** ACTIVITY **
Find and copy each line of the data that includes "handle".

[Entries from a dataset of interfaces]
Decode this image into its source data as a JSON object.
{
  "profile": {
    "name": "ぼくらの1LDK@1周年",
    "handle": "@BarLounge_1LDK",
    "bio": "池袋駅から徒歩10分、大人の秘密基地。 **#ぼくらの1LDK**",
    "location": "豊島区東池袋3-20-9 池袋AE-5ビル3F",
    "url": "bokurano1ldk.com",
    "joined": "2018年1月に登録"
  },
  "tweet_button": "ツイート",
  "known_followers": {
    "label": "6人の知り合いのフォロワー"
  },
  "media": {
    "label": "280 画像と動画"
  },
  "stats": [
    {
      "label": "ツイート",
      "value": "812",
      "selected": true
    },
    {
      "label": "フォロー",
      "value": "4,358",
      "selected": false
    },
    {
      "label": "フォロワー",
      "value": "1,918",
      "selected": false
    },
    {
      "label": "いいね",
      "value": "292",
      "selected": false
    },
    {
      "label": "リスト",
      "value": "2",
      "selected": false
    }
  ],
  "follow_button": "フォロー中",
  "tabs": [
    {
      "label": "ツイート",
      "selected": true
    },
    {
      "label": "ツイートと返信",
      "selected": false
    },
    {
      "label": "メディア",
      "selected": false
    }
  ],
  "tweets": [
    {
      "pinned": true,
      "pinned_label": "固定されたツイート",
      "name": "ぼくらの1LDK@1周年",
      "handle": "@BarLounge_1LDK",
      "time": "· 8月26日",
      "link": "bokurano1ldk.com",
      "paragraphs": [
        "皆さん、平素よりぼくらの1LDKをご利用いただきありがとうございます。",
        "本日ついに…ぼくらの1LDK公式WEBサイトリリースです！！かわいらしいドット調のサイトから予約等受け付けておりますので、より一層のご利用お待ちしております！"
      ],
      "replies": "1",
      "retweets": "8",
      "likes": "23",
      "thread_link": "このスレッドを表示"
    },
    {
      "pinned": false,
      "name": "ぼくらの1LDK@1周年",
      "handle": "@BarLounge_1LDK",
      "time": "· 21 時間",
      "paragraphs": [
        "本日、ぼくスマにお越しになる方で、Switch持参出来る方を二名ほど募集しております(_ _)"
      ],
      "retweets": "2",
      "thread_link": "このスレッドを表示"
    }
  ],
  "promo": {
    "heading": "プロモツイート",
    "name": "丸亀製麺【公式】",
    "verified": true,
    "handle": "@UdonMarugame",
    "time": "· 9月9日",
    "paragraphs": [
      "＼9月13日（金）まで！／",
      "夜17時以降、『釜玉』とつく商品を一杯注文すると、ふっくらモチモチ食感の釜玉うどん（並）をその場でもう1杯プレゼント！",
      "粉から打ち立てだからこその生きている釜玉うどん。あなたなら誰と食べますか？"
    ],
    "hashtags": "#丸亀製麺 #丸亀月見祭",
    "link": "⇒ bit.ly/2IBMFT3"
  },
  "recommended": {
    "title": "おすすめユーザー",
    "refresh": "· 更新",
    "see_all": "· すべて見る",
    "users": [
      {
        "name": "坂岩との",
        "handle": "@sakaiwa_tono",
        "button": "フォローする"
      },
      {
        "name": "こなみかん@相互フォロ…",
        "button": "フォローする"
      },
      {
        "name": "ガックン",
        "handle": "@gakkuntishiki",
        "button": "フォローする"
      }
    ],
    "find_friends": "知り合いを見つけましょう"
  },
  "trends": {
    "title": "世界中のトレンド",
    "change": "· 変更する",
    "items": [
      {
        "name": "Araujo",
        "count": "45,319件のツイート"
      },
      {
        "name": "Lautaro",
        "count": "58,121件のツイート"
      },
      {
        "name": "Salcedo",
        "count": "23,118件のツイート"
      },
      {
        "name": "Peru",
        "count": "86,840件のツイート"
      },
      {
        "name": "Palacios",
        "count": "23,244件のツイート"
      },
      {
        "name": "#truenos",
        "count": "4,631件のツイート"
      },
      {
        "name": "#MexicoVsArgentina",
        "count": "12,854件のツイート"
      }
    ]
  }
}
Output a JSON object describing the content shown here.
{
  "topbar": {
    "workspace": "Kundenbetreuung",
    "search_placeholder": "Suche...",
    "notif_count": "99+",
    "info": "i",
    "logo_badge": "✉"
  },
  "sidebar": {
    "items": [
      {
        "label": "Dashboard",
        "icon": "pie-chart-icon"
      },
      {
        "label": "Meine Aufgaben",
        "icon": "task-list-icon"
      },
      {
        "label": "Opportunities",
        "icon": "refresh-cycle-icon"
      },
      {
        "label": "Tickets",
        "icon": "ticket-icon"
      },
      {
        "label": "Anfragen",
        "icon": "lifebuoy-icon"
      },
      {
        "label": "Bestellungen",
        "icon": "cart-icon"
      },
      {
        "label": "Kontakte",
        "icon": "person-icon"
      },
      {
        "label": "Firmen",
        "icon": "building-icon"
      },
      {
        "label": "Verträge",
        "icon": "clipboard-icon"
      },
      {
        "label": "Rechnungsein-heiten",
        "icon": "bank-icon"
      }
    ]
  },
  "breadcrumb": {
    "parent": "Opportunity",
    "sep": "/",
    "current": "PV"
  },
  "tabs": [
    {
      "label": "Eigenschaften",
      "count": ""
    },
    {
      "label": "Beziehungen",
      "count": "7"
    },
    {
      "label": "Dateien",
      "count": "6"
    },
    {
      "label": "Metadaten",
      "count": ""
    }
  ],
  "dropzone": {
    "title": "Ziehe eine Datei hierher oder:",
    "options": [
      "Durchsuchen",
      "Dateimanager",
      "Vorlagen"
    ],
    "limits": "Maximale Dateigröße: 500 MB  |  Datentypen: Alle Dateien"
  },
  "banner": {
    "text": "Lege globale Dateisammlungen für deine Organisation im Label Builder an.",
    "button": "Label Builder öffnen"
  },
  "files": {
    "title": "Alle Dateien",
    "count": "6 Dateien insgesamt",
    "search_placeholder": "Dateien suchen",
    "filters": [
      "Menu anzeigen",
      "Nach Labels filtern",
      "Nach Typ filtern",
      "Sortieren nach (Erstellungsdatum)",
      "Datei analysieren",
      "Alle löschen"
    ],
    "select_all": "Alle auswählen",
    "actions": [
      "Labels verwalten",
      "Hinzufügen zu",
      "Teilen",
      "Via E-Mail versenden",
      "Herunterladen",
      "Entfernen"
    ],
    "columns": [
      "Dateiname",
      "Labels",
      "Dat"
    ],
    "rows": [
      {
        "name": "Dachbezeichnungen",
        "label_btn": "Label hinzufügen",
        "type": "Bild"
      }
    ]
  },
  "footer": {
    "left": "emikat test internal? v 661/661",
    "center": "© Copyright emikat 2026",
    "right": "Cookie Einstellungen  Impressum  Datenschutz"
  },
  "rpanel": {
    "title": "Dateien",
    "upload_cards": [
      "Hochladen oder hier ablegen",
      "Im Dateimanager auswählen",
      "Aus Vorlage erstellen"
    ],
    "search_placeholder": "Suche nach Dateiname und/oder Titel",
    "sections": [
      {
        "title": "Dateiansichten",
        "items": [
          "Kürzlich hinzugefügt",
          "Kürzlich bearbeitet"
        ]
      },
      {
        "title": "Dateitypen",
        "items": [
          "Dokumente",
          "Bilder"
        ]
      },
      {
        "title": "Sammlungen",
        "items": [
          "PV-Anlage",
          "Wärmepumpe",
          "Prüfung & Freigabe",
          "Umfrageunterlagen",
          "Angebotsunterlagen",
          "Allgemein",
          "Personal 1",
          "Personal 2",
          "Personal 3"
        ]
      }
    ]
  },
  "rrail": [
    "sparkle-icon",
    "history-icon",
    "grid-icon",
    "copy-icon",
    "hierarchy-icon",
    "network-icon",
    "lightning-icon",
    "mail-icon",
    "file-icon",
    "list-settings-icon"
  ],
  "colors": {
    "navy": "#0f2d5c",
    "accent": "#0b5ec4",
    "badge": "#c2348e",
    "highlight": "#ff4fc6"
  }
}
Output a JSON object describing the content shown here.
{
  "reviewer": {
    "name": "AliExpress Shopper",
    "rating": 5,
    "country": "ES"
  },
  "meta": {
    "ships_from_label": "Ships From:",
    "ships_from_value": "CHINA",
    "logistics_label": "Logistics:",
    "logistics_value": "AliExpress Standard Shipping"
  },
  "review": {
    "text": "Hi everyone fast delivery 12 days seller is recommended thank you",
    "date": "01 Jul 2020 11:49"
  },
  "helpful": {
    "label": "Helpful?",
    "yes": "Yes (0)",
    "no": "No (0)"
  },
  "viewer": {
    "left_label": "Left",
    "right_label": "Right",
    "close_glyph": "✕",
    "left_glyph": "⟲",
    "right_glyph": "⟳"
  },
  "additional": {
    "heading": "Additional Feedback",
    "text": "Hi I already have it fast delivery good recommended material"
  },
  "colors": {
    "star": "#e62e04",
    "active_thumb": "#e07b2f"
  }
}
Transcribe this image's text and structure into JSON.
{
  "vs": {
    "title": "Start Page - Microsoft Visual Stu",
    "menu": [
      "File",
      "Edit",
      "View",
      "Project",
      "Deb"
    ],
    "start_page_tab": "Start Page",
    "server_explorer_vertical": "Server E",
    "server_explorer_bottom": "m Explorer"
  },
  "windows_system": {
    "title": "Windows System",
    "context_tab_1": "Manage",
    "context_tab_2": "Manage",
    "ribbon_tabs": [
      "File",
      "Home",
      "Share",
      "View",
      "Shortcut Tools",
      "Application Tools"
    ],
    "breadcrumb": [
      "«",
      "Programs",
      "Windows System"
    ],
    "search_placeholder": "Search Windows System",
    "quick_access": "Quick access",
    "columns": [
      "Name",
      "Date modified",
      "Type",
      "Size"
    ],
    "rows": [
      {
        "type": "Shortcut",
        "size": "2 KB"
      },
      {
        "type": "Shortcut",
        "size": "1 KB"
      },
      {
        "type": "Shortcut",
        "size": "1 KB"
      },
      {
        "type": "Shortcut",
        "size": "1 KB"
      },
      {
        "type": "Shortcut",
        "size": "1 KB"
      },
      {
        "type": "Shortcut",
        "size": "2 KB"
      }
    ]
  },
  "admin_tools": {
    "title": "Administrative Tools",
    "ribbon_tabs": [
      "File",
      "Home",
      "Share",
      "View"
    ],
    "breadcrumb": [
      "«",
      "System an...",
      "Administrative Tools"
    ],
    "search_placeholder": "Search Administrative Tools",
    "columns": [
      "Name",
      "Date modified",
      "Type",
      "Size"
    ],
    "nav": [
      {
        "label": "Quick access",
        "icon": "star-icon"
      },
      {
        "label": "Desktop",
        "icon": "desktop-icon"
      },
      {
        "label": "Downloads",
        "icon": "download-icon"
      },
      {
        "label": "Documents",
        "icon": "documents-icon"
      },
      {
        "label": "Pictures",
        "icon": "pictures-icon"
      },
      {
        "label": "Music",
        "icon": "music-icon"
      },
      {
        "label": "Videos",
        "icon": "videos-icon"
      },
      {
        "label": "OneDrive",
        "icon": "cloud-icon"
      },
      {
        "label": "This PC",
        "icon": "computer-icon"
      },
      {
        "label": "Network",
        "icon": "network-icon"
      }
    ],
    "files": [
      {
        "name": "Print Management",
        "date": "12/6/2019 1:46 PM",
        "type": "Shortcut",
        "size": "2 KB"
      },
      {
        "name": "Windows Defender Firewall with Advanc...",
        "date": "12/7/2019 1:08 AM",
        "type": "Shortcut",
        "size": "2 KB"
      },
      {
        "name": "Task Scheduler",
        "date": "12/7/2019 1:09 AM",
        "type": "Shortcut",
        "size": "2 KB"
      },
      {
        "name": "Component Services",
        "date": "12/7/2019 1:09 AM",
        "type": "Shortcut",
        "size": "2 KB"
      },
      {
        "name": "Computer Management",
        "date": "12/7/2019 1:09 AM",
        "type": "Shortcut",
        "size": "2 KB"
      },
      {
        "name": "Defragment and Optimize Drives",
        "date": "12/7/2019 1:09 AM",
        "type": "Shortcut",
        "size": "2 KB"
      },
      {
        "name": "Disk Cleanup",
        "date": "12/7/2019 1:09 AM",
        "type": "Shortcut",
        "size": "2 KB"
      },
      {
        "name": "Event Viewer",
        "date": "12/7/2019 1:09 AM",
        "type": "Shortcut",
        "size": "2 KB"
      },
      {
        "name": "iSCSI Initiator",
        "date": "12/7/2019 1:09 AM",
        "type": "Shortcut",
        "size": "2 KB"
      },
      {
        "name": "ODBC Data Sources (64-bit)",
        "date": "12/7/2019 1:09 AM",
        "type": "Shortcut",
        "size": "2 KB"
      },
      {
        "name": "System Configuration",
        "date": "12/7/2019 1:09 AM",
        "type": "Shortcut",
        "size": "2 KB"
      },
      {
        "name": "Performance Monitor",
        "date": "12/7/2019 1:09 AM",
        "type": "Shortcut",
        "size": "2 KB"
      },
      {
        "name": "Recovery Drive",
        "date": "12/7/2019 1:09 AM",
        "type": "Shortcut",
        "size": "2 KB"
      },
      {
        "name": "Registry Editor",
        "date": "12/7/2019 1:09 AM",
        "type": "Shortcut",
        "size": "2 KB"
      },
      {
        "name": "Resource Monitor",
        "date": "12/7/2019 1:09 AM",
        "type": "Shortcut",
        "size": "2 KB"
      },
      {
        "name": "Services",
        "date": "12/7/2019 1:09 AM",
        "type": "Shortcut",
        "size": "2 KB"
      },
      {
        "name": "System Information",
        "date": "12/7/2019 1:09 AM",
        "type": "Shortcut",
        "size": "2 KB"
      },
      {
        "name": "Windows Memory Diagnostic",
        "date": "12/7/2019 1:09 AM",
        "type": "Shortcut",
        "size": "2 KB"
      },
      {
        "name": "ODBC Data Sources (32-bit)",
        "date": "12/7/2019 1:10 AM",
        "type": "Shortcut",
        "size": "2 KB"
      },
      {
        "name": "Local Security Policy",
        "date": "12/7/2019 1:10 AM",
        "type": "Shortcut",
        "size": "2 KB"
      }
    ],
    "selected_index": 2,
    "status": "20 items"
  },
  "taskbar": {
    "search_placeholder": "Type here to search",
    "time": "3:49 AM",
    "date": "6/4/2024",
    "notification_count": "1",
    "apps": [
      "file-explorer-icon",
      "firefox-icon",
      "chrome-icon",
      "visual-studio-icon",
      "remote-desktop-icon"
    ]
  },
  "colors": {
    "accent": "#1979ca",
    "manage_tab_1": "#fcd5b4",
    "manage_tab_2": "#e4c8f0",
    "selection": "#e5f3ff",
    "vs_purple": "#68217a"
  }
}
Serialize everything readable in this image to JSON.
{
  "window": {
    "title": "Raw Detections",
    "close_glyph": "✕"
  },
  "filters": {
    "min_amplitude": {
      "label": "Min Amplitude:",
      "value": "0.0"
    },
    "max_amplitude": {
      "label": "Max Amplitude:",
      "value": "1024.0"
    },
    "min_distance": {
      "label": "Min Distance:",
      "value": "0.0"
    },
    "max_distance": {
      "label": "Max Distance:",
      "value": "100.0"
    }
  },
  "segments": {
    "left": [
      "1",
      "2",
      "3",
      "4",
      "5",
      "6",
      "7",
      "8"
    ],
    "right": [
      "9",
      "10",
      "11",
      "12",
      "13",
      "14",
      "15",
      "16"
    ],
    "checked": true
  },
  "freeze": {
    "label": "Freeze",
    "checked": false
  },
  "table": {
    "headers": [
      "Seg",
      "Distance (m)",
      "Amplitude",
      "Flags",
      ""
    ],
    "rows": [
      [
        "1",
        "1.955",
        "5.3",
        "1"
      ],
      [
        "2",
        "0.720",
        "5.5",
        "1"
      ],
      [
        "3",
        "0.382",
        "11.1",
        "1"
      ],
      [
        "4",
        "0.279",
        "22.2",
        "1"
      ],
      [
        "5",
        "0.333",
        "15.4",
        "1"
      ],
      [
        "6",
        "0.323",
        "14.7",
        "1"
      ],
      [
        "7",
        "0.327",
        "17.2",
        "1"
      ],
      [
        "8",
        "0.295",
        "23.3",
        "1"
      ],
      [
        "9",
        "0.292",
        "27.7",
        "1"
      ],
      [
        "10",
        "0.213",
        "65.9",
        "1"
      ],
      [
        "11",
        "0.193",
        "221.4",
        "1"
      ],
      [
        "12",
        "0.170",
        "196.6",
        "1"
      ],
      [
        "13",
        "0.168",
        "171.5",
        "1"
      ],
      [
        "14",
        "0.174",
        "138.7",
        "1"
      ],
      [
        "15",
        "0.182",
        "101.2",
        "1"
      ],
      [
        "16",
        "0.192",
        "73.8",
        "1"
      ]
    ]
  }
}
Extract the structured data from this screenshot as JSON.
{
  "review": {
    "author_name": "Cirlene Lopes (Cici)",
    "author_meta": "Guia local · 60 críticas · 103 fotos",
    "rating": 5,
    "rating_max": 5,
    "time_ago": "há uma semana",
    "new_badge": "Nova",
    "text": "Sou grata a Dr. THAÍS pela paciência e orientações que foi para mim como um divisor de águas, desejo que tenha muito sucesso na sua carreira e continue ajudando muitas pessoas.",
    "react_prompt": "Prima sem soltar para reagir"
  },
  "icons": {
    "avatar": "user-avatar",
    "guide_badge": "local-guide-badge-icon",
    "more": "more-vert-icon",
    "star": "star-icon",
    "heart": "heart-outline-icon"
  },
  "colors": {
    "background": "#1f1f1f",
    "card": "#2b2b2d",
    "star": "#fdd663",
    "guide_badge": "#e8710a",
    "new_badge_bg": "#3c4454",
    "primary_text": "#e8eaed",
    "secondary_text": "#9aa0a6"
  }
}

** EXERCISE RESULT **
    "handle": "@BarLounge_1LDK",
      "handle": "@BarLounge_1LDK",
      "handle": "@BarLounge_1LDK",
    "handle": "@UdonMarugame",
        "handle": "@sakaiwa_tono",
        "handle": "@gakkuntishiki",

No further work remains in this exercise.